Culture-Enriching Junkies Steal to Feed Their Habit

Culture-enrichers in the West are often drug-dealers, but the one featured in this story from Barcelona is an addict who steals to feed his habit.

Many thanks to Pampasnasturtium for translating this article from the Catalan news site El Nacional:

Stealing to take drugs in downtown Barcelona: Six t-shirts for five euros worth of heroin

by Guillem RS
March 9, 2019

Stealing to take drugs. There’s nothing else. The purpose for the booty of some of the thieves that operate in downtown Barcelona, which has turned into the ground zero of insecurity in the capital of Catalonia, is to exchange it for drugs in the ‘narco-flats’ of the Raval neighborhood*. It depends solely on the money.

A man known to the town’s police force [‘Guardia Urbana’] suddenly appears on the Rambla promenade. Two agents in civilian attire of the Urban Criminality Group [GDU: ‘Grupo de Delincuencia Urbana’] start following him. He’s a thief who usually operates in shops but right now it is nighttime, no shops remain open, and the thief still walks around. He’s changed targets: today he is onto handbags.

The two police agents follow him. He goes up and down the promenade, up and down, crossing from one sidewalk to the other, almost not looking to see whether cars come or go. He enters the NBA Cafe Barcelona —the former, now restored, ‘Ático’ restaurant — and comes out again. Walks a bit and goes back in again. Strolls, comes across a friend of his, they enter the restaurant and come out of it quickly. Under his arm the man known to the police carries six red t-shirts he has stolen.

The two policemen, who had been following him all along, stop him and retrieve the t-shirts and file a report on the two of them for theft. After being identified, and with no t-shirts, they go back via the route they came. It’s not the first time, nor will it be the last time, they will get caught. They need to steal to go to the narco-flat to buy drugs.

That’s the way he explains it himself to He’s 37 years old, came from Morocco many years ago, and spent eleven of those jailed in Brians 2 prison. He stole and also resold drugs to tourists and he got caught. It’s less than six months since he’s been out on the streets, and he’s already been arrested more than a half-dozen times.

Six t-shirts, five euros worth of heroin

Out of the six t-shirts he’s stolen, he explains that he expects to obtain some five euros worth of heroin at the narco-flat. Most of them take stuff, stolen or not, in exchange for drugs. But if one of the places you take the goods to is not interested in them, there’s no problem, there are more narco-flats that work as barter-markets.

He’ll have to steal something again; he doesn’t dissemble. He starts to notice signs of withdrawal kicking in, and he’ll need drugs soon. To pay for it he’ll have to steal and have better luck than this time, when the town police caught him.

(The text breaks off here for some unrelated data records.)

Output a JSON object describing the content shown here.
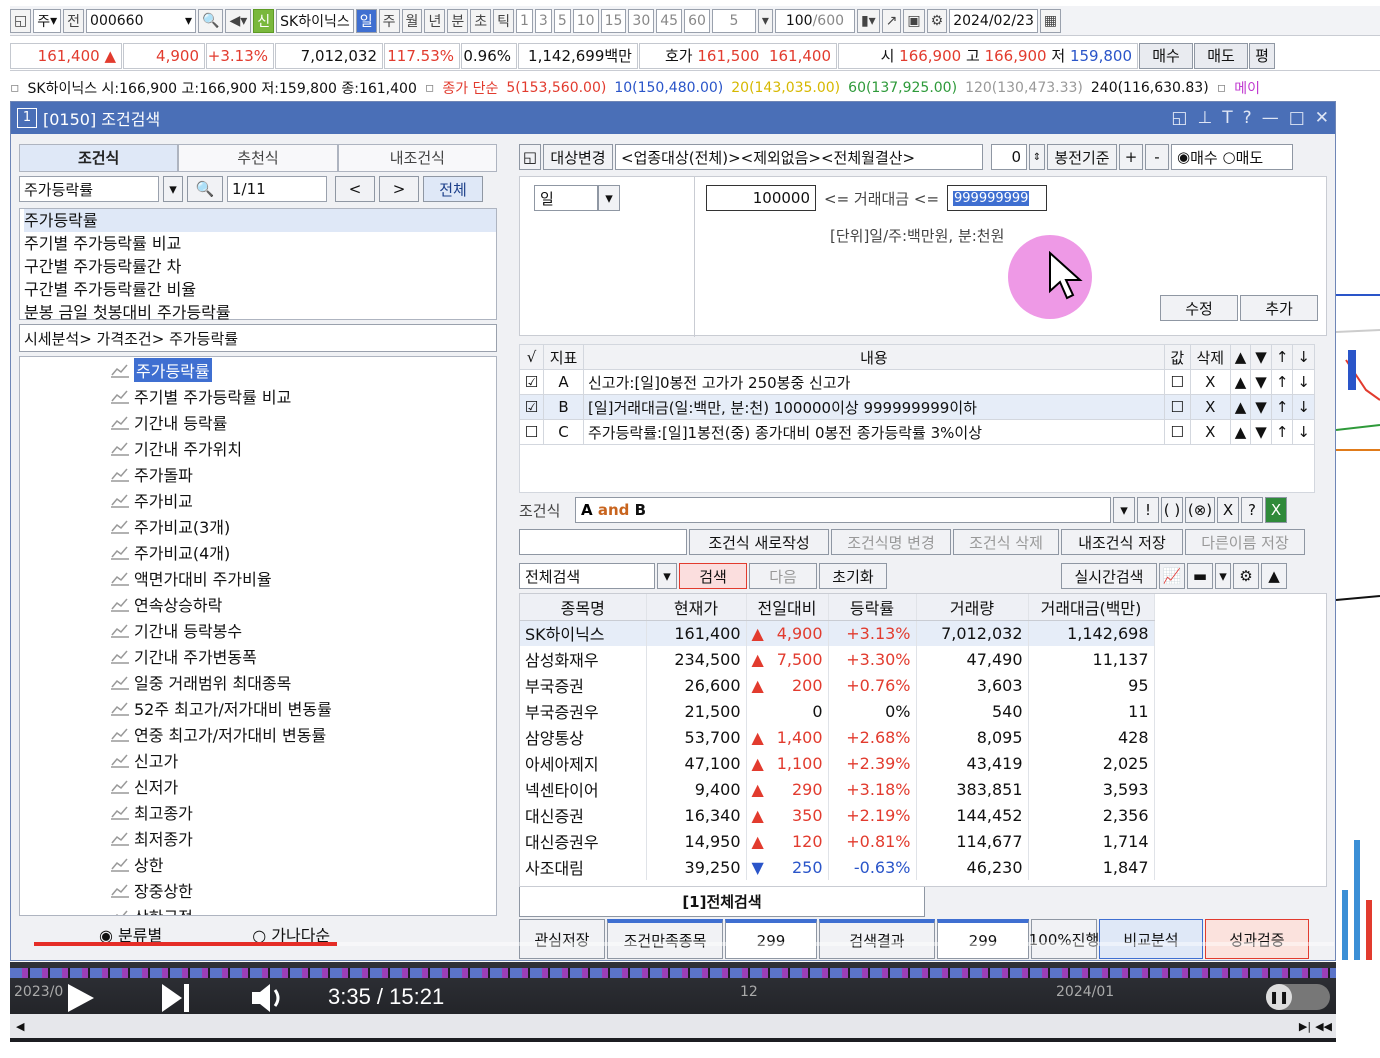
{
  "toolbar1": {
    "items": [
      "주",
      "전",
      "000660",
      "신",
      "SK하이닉스",
      "일",
      "주",
      "월",
      "년",
      "분",
      "초",
      "틱",
      "1",
      "3",
      "5",
      "10",
      "15",
      "30",
      "45",
      "60",
      "5",
      "100",
      "/600",
      "2024/02/23"
    ]
  },
  "quote": {
    "price": "161,400",
    "change": "4,900",
    "rate": "+3.13%",
    "volume": "7,012,032",
    "vol_ratio": "117.53%",
    "turnover": "0.96%",
    "amount": "1,142,699백만",
    "hoga_label": "호가",
    "ask": "161,500",
    "bid": "161,400",
    "open_label": "시",
    "open": "166,900",
    "high_label": "고",
    "high": "166,900",
    "low_label": "저",
    "low": "159,800",
    "buy": "매수",
    "sell": "매도",
    "eval": "평"
  },
  "ticker": {
    "summary": "SK하이닉스 시:166,900 고:166,900 저:159,800 종:161,400",
    "ma_title": "종가 단순",
    "ma5": "5(153,560.00)",
    "ma10": "10(150,480.00)",
    "ma20": "20(143,035.00)",
    "ma60": "60(137,925.00)",
    "ma120": "120(130,473.33)",
    "ma240": "240(116,630.83)",
    "more": "메이"
  },
  "window": {
    "num": "1",
    "title": "[0150] 조건검색"
  },
  "left": {
    "tabs": [
      "조건식",
      "추천식",
      "내조건식"
    ],
    "search_value": "주가등락률",
    "page": "1/11",
    "prev": "<",
    "next": ">",
    "all": "전체",
    "results": [
      "주가등락률",
      "주기별 주가등락률 비교",
      "구간별 주가등락률간 차",
      "구간별 주가등락률간 비율",
      "분봉 금일 첫봉대비 주가등락률"
    ],
    "path": "시세분석> 가격조건> 주가등락률",
    "tree": [
      "주가등락률",
      "주기별 주가등락률 비교",
      "기간내 등락률",
      "기간내 주가위치",
      "주가돌파",
      "주가비교",
      "주가비교(3개)",
      "주가비교(4개)",
      "액면가대비 주가비율",
      "연속상승하락",
      "기간내 등락봉수",
      "기간내 주가변동폭",
      "일중 거래범위 최대종목",
      "52주 최고가/저가대비 변동률",
      "연중 최고가/저가대비 변동률",
      "신고가",
      "신저가",
      "최고종가",
      "최저종가",
      "상한",
      "장중상한",
      "상한근접"
    ],
    "radio1": "분류별",
    "radio2": "가나다순"
  },
  "right": {
    "target_btn": "대상변경",
    "target_text": "<업종대상(전체)><제외없음><전체월결산>",
    "bong": "0",
    "bong_label": "봉전기준",
    "plus": "+",
    "minus": "-",
    "buy": "매수",
    "sell": "매도",
    "period": "일",
    "amount_min": "100000",
    "amount_label": "<= 거래대금 <=",
    "amount_max": "999999999",
    "unit_note": "[단위]일/주:백만원, 분:천원",
    "edit": "수정",
    "add": "추가",
    "grid_headers": [
      "√",
      "지표",
      "내용",
      "값",
      "삭제",
      "▲",
      "▼",
      "↑",
      "↓"
    ],
    "conditions": [
      {
        "checked": true,
        "key": "A",
        "content": "신고가:[일]0봉전 고가가 250봉중 신고가"
      },
      {
        "checked": true,
        "key": "B",
        "content": "[일]거래대금(일:백만, 분:천) 100000이상 999999999이하"
      },
      {
        "checked": false,
        "key": "C",
        "content": "주가등락률:[일]1봉전(중) 종가대비 0봉전 종가등락률 3%이상"
      }
    ],
    "formula_label": "조건식",
    "formula": "A and B",
    "btn_new": "조건식 새로작성",
    "btn_rename": "조건식명 변경",
    "btn_delete": "조건식 삭제",
    "btn_save": "내조건식 저장",
    "btn_saveas": "다른이름 저장",
    "scope": "전체검색",
    "search": "검색",
    "next": "다음",
    "reset": "초기화",
    "realtime": "실시간검색",
    "result_headers": [
      "종목명",
      "현재가",
      "전일대비",
      "등락률",
      "거래량",
      "거래대금(백만)"
    ],
    "results": [
      {
        "name": "SK하이닉스",
        "price": "161,400",
        "dir": "up",
        "diff": "4,900",
        "rate": "+3.13%",
        "vol": "7,012,032",
        "amt": "1,142,698"
      },
      {
        "name": "삼성화재우",
        "price": "234,500",
        "dir": "up",
        "diff": "7,500",
        "rate": "+3.30%",
        "vol": "47,490",
        "amt": "11,137"
      },
      {
        "name": "부국증권",
        "price": "26,600",
        "dir": "up",
        "diff": "200",
        "rate": "+0.76%",
        "vol": "3,603",
        "amt": "95"
      },
      {
        "name": "부국증권우",
        "price": "21,500",
        "dir": "",
        "diff": "0",
        "rate": "0%",
        "vol": "540",
        "amt": "11"
      },
      {
        "name": "삼양통상",
        "price": "53,700",
        "dir": "up",
        "diff": "1,400",
        "rate": "+2.68%",
        "vol": "8,095",
        "amt": "428"
      },
      {
        "name": "아세아제지",
        "price": "47,100",
        "dir": "up",
        "diff": "1,100",
        "rate": "+2.39%",
        "vol": "43,419",
        "amt": "2,025"
      },
      {
        "name": "넥센타이어",
        "price": "9,400",
        "dir": "up",
        "diff": "290",
        "rate": "+3.18%",
        "vol": "383,851",
        "amt": "3,593"
      },
      {
        "name": "대신증권",
        "price": "16,340",
        "dir": "up",
        "diff": "350",
        "rate": "+2.19%",
        "vol": "144,452",
        "amt": "2,356"
      },
      {
        "name": "대신증권우",
        "price": "14,950",
        "dir": "up",
        "diff": "120",
        "rate": "+0.81%",
        "vol": "114,677",
        "amt": "1,714"
      },
      {
        "name": "사조대림",
        "price": "39,250",
        "dir": "down",
        "diff": "250",
        "rate": "-0.63%",
        "vol": "46,230",
        "amt": "1,847"
      }
    ],
    "tab": "[1]전체검색",
    "watch_save": "관심저장",
    "cond_label": "조건만족종목",
    "cond_count": "299",
    "result_label": "검색결과",
    "result_count": "299",
    "progress": "100%진행",
    "compare": "비교분석",
    "verify": "성과검증"
  },
  "player": {
    "time": "3:35 / 15:21",
    "progress": 0.233,
    "date1": "2023/0",
    "date2": "12",
    "date3": "2024/01"
  },
  "colors": {
    "up": "#e23b2e",
    "down": "#2a55c9",
    "title_bar": "#4a6fb7",
    "progress": "#e52d27"
  }
}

Full board: drugs, food, bed and a prostitute

The day before he had better luck. Without too much risk he was able to get hold of a woman’s handbag, and inside of it there were 500 euros. Cash in hand, he went to one of the narco-flats, managed by a Dominican citizen.

He went in before 8pm and did not come out until almost 24 hours after that. With the 500 euros he had enough to buy grams of cocaine for hours, but also paid 20 euros to spend the night in one of the rooms in the flat. He bought food and he locked himself up in the room with a prostitute.

Back on the streets

But, maybe like a dream, the 500 euros in the handbag were gone and now it’s time to be back on the streets fighting again for booty that will quickly be exchanged for drugs.


*   An area historically infamous for its nightlife and cabarets, as well as prostitution and crime, El Raval has changed significantly in recent years and due to its central location has become a minor attraction of Barcelona. It currently has a very diverse immigrant community (47.4% of its population was born abroad, ranging from all South America, Pakistanis and Filipinos, to a more recent Eastern European community, especially from Romania). It is home to many bars, restaurants, and night spots.’